Irish Tales and Folklore are Shared in Honor of Henry Glassie

Irish Tales and Folklore are Shared in Honor of Henry Glassie

Monday, 18 March 2024 17:47

by Suzanne Moore, Wilkes County Librarian

Henry Glassie, a renowned folklorist, and College Professor Emeritus at Indiana University Bloomington, celebrates his birthday on March 24th. His book, Passing the Time in Ballymenone, is a fascinating and detailed exploration of life in a small, tight-knit community in Northern Ireland. In this book, Glassie captures the rich cultural traditions, values, and beliefs of the people of Ballymenone, offering readers a unique and insightful glimpse into the daily lives of this community. 

The members of the Reading Trap Book Club had mixed feelings about the book they recently read, despite it being a perfect selection for the St. Patrick's Day celebrations. The book was quite lengthy, almost 900 pages, including footnotes. It took Glassie seven years to research and document first-hand notes for this book. No one read the entire book (although I am still working on it myself). However, since the book was organized by subjects with sections that could be read independently, members chose parts to read and report on. This gave everyone a good sense of what was included in the comprehensive book and allowed everyone to learn from each other. Some participants had more interesting sections than others, but all had a great time discussing and sampling Irish dishes at the group’s meeting last Thursday. The table was loaded with potato soup, shepherd’s pie, shortbread, a crock of cabbage with bacon, Bailey’s chocolate cheesecake, and actual butter cookies from Dublin, Ireland.

The text discusses various topics such as the methods used for growing potatoes in a section called "Moss". Another section titled "Butter" talks about the process of making butter and shares some folktales related to fairies. The text also explores some philosophical beliefs, highlighting the difference between quiet and silence. While it's essential to have quiet moments and meditate, being silent can lead to negativity. There are times when we need to speak out for what is right.

In this community, oral traditions were highly valued, following Glassie's approach. He spent much of the 1970s making recordings of conversations with the people he came to know as friends.  The total population of Ballymenone consisted of 42 households, 130 people. Today the village no longer exists, making this book exceptionally important as a record of the old ways of life.  During Glassie's time there, the people of Ballymenone, predominantly Catholic, endured the worst of "The Troubles."  Amidst distant bombs in the night, and soldiers passing by during the day, Glassie was at first greeted with skepticism until he mentioned a fiddle tune, he knew from Appalachia.   

Glassie's interest in the old music that was brought to a new world by Irish immigrants proved to be an asset during his research. Coincidentally, while starting to read this book, I also stumbled upon a piece about Ola Belle Reed, a renowned banjo player and songwriter from Lansing, North Carolina, and then discovered it was also written by Henry Glassie!

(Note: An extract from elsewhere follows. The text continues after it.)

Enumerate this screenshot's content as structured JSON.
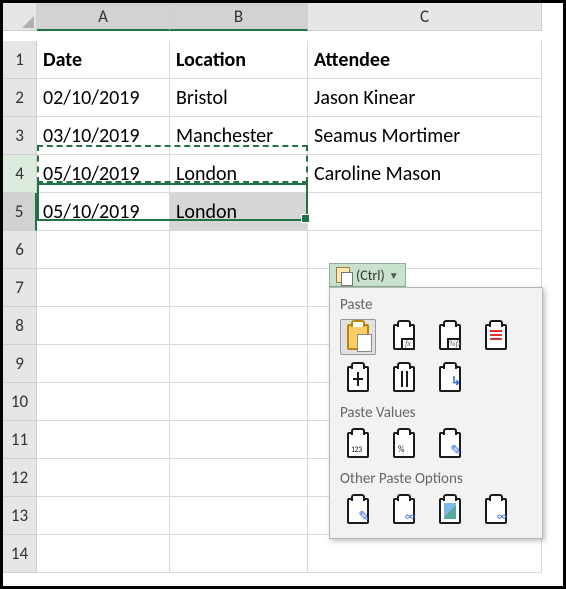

With a considerable knowledge of Irish fiddle tunes, Glassie gained the trust of Ballymenone's elders and recorded their stories, superstitions, rituals, habits, and customs carefully.  He had to ensure that he did not document certain stories to avoid offending them. 

I was impressed by Glassie’s prose and ways of making me think about his work.  Here’s a quote from the book that shows his views about what he was doing and the love he had for the people and the land.  “While the historian sees peasants as oppressed, grease for the economic system, meat for the battlefield, the folklorist sees them as singers and dancers.”

I would encourage other readers with an interest in Northern Ireland’s old way of life to check out Glassie’s book.  Some have compared it to an Irish version of America’s Foxfire series. 

Next month, The Reading Trap is hosting an event centered on the fairy tales of Hans Christian Andersen. On April 6 at 1:00 p.m., a free film about the life of Hans Christian Andersen, starring Danny Kaye, will be shown at Two Rivers Cinema.  A discussion about the movie and stories will take place on April 14, at noon, in the Traphill Branch Library.